Dataset rows for apps and sites:
○ ○ ○

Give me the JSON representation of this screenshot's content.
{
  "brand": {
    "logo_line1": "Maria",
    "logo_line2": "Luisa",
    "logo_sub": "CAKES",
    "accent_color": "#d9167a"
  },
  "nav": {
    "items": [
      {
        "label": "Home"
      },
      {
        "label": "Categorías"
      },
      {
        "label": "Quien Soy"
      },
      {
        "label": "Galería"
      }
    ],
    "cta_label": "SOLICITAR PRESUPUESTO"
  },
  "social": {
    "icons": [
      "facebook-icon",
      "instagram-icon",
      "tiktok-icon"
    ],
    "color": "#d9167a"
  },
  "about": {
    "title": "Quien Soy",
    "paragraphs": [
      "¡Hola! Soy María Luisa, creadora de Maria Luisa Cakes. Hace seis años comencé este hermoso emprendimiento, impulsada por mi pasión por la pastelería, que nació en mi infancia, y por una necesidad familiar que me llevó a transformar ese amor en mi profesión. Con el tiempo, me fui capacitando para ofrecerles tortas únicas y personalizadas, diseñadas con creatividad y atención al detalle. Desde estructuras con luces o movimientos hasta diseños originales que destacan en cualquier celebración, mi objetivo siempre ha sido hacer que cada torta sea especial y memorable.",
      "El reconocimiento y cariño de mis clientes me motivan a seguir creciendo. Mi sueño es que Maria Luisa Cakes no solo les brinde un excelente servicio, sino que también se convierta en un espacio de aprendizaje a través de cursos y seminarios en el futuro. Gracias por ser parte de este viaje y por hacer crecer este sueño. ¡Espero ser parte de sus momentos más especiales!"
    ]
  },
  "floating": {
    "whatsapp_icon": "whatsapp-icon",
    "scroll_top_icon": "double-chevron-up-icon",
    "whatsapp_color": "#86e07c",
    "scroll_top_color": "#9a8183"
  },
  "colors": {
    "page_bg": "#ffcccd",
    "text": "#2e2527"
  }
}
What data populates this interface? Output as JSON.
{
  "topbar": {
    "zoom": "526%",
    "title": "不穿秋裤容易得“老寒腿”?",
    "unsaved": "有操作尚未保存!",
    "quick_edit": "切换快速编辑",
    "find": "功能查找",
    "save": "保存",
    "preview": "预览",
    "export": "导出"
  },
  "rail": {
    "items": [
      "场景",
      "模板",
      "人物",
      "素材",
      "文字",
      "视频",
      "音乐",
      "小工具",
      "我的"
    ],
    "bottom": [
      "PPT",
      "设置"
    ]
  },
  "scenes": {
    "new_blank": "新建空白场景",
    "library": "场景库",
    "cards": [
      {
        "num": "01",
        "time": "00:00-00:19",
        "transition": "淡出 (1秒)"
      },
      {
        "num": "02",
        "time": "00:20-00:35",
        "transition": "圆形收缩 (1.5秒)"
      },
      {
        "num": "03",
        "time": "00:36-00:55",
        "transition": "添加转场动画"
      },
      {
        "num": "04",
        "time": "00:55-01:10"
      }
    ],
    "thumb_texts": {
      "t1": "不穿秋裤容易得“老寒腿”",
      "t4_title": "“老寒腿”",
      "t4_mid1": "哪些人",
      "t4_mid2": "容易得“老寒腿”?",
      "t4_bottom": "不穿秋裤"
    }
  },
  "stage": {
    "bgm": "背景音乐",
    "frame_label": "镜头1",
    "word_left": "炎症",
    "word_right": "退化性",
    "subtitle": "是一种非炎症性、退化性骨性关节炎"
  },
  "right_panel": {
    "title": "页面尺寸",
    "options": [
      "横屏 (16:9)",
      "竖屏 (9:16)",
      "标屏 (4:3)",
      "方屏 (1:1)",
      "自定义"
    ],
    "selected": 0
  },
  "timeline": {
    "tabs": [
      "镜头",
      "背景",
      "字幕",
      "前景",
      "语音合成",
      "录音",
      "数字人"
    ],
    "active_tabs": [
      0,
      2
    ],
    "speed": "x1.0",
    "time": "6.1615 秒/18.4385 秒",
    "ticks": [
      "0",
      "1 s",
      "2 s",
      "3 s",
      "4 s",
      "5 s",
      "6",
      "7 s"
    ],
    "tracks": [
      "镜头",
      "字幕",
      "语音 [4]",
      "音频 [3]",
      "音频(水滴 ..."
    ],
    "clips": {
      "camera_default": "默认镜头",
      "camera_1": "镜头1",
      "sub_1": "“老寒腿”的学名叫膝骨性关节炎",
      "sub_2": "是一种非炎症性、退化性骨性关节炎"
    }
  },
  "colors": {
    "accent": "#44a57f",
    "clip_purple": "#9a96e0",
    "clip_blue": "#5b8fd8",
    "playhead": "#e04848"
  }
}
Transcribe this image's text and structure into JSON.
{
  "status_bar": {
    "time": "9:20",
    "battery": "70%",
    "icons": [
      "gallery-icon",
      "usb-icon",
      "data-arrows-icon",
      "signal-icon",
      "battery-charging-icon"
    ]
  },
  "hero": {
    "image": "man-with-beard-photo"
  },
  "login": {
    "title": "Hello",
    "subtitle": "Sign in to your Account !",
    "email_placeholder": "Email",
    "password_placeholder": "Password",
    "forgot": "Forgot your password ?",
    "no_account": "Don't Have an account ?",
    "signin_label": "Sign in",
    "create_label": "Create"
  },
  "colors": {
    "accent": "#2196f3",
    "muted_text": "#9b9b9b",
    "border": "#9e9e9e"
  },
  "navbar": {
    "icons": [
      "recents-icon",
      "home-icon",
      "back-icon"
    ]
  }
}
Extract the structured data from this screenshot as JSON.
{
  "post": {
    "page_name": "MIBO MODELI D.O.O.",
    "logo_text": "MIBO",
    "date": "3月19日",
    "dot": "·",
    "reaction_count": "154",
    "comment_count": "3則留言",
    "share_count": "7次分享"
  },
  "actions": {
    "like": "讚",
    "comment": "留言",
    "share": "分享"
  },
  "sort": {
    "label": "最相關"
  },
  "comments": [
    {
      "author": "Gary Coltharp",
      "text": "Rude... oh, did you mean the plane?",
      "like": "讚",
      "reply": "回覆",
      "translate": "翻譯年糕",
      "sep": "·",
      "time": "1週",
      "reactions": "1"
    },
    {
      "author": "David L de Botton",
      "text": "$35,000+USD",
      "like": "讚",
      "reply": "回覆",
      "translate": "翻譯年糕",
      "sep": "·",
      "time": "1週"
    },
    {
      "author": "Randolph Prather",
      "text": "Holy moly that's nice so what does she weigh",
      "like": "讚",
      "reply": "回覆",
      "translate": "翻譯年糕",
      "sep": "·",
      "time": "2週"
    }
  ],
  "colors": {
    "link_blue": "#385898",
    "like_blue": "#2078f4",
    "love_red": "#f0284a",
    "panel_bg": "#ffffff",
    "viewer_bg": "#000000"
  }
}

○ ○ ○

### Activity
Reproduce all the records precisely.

### The answer
Give me the JSON representation of this screenshot's content.
{
  "brand": {
    "logo_line1": "Maria",
    "logo_line2": "Luisa",
    "logo_sub": "CAKES",
    "accent_color": "#d9167a"
  },
  "nav": {
    "items": [
      {
        "label": "Home"
      },
      {
        "label": "Categorías"
      },
      {
        "label": "Quien Soy"
      },
      {
        "label": "Galería"
      }
    ],
    "cta_label": "SOLICITAR PRESUPUESTO"
  },
  "social": {
    "icons": [
      "facebook-icon",
      "instagram-icon",
      "tiktok-icon"
    ],
    "color": "#d9167a"
  },
  "about": {
    "title": "Quien Soy",
    "paragraphs": [
      "¡Hola! Soy María Luisa, creadora de Maria Luisa Cakes. Hace seis años comencé este hermoso emprendimiento, impulsada por mi pasión por la pastelería, que nació en mi infancia, y por una necesidad familiar que me llevó a transformar ese amor en mi profesión. Con el tiempo, me fui capacitando para ofrecerles tortas únicas y personalizadas, diseñadas con creatividad y atención al detalle. Desde estructuras con luces o movimientos hasta diseños originales que destacan en cualquier celebración, mi objetivo siempre ha sido hacer que cada torta sea especial y memorable.",
      "El reconocimiento y cariño de mis clientes me motivan a seguir creciendo. Mi sueño es que Maria Luisa Cakes no solo les brinde un excelente servicio, sino que también se convierta en un espacio de aprendizaje a través de cursos y seminarios en el futuro. Gracias por ser parte de este viaje y por hacer crecer este sueño. ¡Espero ser parte de sus momentos más especiales!"
    ]
  },
  "floating": {
    "whatsapp_icon": "whatsapp-icon",
    "scroll_top_icon": "double-chevron-up-icon",
    "whatsapp_color": "#86e07c",
    "scroll_top_color": "#9a8183"
  },
  "colors": {
    "page_bg": "#ffcccd",
    "text": "#2e2527"
  }
}
What data populates this interface? Output as JSON.
{
  "topbar": {
    "zoom": "526%",
    "title": "不穿秋裤容易得“老寒腿”?",
    "unsaved": "有操作尚未保存!",
    "quick_edit": "切换快速编辑",
    "find": "功能查找",
    "save": "保存",
    "preview": "预览",
    "export": "导出"
  },
  "rail": {
    "items": [
      "场景",
      "模板",
      "人物",
      "素材",
      "文字",
      "视频",
      "音乐",
      "小工具",
      "我的"
    ],
    "bottom": [
      "PPT",
      "设置"
    ]
  },
  "scenes": {
    "new_blank": "新建空白场景",
    "library": "场景库",
    "cards": [
      {
        "num": "01",
        "time": "00:00-00:19",
        "transition": "淡出 (1秒)"
      },
      {
        "num": "02",
        "time": "00:20-00:35",
        "transition": "圆形收缩 (1.5秒)"
      },
      {
        "num": "03",
        "time": "00:36-00:55",
        "transition": "添加转场动画"
      },
      {
        "num": "04",
        "time": "00:55-01:10"
      }
    ],
    "thumb_texts": {
      "t1": "不穿秋裤容易得“老寒腿”",
      "t4_title": "“老寒腿”",
      "t4_mid1": "哪些人",
      "t4_mid2": "容易得“老寒腿”?",
      "t4_bottom": "不穿秋裤"
    }
  },
  "stage": {
    "bgm": "背景音乐",
    "frame_label": "镜头1",
    "word_left": "炎症",
    "word_right": "退化性",
    "subtitle": "是一种非炎症性、退化性骨性关节炎"
  },
  "right_panel": {
    "title": "页面尺寸",
    "options": [
      "横屏 (16:9)",
      "竖屏 (9:16)",
      "标屏 (4:3)",
      "方屏 (1:1)",
      "自定义"
    ],
    "selected": 0
  },
  "timeline": {
    "tabs": [
      "镜头",
      "背景",
      "字幕",
      "前景",
      "语音合成",
      "录音",
      "数字人"
    ],
    "active_tabs": [
      0,
      2
    ],
    "speed": "x1.0",
    "time": "6.1615 秒/18.4385 秒",
    "ticks": [
      "0",
      "1 s",
      "2 s",
      "3 s",
      "4 s",
      "5 s",
      "6",
      "7 s"
    ],
    "tracks": [
      "镜头",
      "字幕",
      "语音 [4]",
      "音频 [3]",
      "音频(水滴 ..."
    ],
    "clips": {
      "camera_default": "默认镜头",
      "camera_1": "镜头1",
      "sub_1": "“老寒腿”的学名叫膝骨性关节炎",
      "sub_2": "是一种非炎症性、退化性骨性关节炎"
    }
  },
  "colors": {
    "accent": "#44a57f",
    "clip_purple": "#9a96e0",
    "clip_blue": "#5b8fd8",
    "playhead": "#e04848"
  }
}
Transcribe this image's text and structure into JSON.
{
  "status_bar": {
    "time": "9:20",
    "battery": "70%",
    "icons": [
      "gallery-icon",
      "usb-icon",
      "data-arrows-icon",
      "signal-icon",
      "battery-charging-icon"
    ]
  },
  "hero": {
    "image": "man-with-beard-photo"
  },
  "login": {
    "title": "Hello",
    "subtitle": "Sign in to your Account !",
    "email_placeholder": "Email",
    "password_placeholder": "Password",
    "forgot": "Forgot your password ?",
    "no_account": "Don't Have an account ?",
    "signin_label": "Sign in",
    "create_label": "Create"
  },
  "colors": {
    "accent": "#2196f3",
    "muted_text": "#9b9b9b",
    "border": "#9e9e9e"
  },
  "navbar": {
    "icons": [
      "recents-icon",
      "home-icon",
      "back-icon"
    ]
  }
}
Extract the structured data from this screenshot as JSON.
{
  "post": {
    "page_name": "MIBO MODELI D.O.O.",
    "logo_text": "MIBO",
    "date": "3月19日",
    "dot": "·",
    "reaction_count": "154",
    "comment_count": "3則留言",
    "share_count": "7次分享"
  },
  "actions": {
    "like": "讚",
    "comment": "留言",
    "share": "分享"
  },
  "sort": {
    "label": "最相關"
  },
  "comments": [
    {
      "author": "Gary Coltharp",
      "text": "Rude... oh, did you mean the plane?",
      "like": "讚",
      "reply": "回覆",
      "translate": "翻譯年糕",
      "sep": "·",
      "time": "1週",
      "reactions": "1"
    },
    {
      "author": "David L de Botton",
      "text": "$35,000+USD",
      "like": "讚",
      "reply": "回覆",
      "translate": "翻譯年糕",
      "sep": "·",
      "time": "1週"
    },
    {
      "author": "Randolph Prather",
      "text": "Holy moly that's nice so what does she weigh",
      "like": "讚",
      "reply": "回覆",
      "translate": "翻譯年糕",
      "sep": "·",
      "time": "2週"
    }
  ],
  "colors": {
    "link_blue": "#385898",
    "like_blue": "#2078f4",
    "love_red": "#f0284a",
    "panel_bg": "#ffffff",
    "viewer_bg": "#000000"
  }
}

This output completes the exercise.